Trametes versicolor is medically significant, most importantly it is known as being a natural source of the anti-cancer polysaccharide PSK. PSK (polysaccharide K) is a high molecular weight carbohydrate found in the fruitbodies and (in higher concentrations) in the mycelium.

Trametes versicolor can be used for dyeing wool, some fabrics, or paper and will yield a brown color with wool when ammonia is used as a mordant (colour fixer).

Some information on dyeing with fungi

This member of the polypore family has a long history of medicinal use in China and Japan, where it is known as Yun Zhi and Kawaratake, respectively.


Keith said...

Great post, thanks. Beautiful colouring! Love it.
Thanks for the link for the dye.

Gaye said...

Hello Le Loup,

you're welcome. Your request to provide information on fungi uses has challenged me to do extra research and I've really enjoyed coming up with interesting details to share.

I've been asked by the director of the Institute for the Environment at Newcastle to make a presentation at their Fungi Forum 3rd December, and I'm going to try to get something together to present regarding uses of fungi, both present and in times past. I want to conduct several experiments so that I have some personal experience to share.


Lou said...

Thanks again, for taking the time to put this together Gaye. I LOVE IT!
I've seen this bracket fungi on tree stump in a childrens playground in Fivedock.
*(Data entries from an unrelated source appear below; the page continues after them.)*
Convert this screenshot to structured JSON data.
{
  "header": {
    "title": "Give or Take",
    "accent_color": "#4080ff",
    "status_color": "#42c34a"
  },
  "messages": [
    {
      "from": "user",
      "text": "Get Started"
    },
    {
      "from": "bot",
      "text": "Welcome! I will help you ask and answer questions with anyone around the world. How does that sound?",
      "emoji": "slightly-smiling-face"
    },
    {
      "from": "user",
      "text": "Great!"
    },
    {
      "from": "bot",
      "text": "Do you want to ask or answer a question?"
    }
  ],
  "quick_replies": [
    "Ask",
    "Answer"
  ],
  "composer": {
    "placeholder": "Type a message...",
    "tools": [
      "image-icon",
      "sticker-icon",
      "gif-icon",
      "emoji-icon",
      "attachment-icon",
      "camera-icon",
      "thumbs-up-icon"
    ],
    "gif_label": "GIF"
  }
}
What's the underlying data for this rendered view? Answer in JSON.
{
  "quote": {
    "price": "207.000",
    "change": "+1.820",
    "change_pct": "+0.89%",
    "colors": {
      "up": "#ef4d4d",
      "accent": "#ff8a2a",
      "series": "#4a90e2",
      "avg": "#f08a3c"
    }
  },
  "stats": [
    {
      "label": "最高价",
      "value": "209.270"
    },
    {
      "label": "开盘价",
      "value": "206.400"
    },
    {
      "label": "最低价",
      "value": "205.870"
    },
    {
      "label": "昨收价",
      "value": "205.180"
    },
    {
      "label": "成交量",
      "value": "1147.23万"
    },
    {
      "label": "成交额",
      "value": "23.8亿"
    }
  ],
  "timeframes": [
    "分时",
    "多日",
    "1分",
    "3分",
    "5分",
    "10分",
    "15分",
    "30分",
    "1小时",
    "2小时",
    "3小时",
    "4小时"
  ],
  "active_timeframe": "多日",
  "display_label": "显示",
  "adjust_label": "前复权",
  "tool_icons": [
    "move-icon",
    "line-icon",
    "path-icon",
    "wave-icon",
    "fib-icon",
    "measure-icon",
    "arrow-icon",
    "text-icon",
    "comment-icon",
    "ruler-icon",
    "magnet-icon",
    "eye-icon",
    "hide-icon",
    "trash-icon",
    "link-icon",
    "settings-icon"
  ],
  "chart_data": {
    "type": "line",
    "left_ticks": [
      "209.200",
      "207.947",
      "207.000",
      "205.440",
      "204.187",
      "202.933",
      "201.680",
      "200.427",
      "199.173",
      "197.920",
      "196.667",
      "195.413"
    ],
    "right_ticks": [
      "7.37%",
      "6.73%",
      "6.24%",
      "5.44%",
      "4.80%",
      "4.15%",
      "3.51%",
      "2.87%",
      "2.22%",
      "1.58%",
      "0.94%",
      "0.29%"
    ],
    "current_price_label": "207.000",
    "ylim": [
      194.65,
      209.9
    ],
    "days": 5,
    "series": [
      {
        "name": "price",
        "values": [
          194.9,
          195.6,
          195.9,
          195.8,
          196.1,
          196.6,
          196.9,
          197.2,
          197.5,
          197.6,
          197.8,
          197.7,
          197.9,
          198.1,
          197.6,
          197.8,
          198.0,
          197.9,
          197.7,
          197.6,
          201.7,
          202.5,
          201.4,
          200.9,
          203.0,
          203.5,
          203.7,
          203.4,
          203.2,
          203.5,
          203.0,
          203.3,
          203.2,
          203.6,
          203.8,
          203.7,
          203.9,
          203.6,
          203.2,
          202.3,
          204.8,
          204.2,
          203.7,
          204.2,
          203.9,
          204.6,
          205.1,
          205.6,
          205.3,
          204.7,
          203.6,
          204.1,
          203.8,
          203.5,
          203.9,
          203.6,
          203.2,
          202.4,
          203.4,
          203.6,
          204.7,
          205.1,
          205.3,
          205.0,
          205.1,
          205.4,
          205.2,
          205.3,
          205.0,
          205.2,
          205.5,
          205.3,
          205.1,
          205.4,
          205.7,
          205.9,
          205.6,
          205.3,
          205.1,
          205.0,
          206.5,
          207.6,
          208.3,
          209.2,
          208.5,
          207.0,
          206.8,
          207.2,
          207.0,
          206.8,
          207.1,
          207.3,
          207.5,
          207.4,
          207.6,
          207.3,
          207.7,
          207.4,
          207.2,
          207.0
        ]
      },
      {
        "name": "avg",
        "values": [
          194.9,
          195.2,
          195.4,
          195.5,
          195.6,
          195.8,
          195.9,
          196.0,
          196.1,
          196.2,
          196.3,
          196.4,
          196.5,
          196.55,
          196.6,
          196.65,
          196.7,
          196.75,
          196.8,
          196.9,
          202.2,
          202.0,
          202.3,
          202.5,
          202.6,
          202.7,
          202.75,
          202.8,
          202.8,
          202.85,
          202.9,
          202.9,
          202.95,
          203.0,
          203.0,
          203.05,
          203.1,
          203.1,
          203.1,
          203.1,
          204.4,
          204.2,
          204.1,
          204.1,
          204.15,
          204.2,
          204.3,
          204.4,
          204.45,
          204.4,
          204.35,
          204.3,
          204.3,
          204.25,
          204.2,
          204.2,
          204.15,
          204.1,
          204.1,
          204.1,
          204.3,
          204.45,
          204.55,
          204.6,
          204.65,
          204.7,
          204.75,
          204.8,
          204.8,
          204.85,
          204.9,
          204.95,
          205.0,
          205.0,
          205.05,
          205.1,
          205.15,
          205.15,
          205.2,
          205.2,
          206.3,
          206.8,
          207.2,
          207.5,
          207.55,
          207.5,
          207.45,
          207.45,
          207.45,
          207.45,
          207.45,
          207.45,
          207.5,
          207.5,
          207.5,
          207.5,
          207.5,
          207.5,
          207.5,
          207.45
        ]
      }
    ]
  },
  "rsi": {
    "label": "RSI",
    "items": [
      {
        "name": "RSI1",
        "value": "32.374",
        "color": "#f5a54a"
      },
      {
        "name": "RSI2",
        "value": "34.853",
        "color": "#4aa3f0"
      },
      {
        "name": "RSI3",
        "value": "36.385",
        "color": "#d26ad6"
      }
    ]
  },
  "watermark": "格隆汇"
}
It amazes me how spores still travel to reproduce in such built up areas.

Gaye said...

Hello Lou,

when you get your eyes tuned in to spotting fungi, they seem to pop everywhere. I'm glad you're enjoying them in such accessible places.

Thank you for leaving a comment.


Anonymous said...

Hi, I just wanted to leave you a thankyou note to say that i have found your blog very useful.

Amanda said...

Thanks Gaye for keeping us informed .
I wonder if anyone has come across this fungi species in south east Qld, namely in the Blackall ranges/ sunshine coast. Also does anyone know if the False turkey tail or Stereum ostrea is found in habits of Trametes versicolor ?
I live in the Glasshouse mountains area and i 'think' i have seen T. versicolor, but of course want to be sure. i'm very intrigued by the medicinal properties of our fungi kingdom !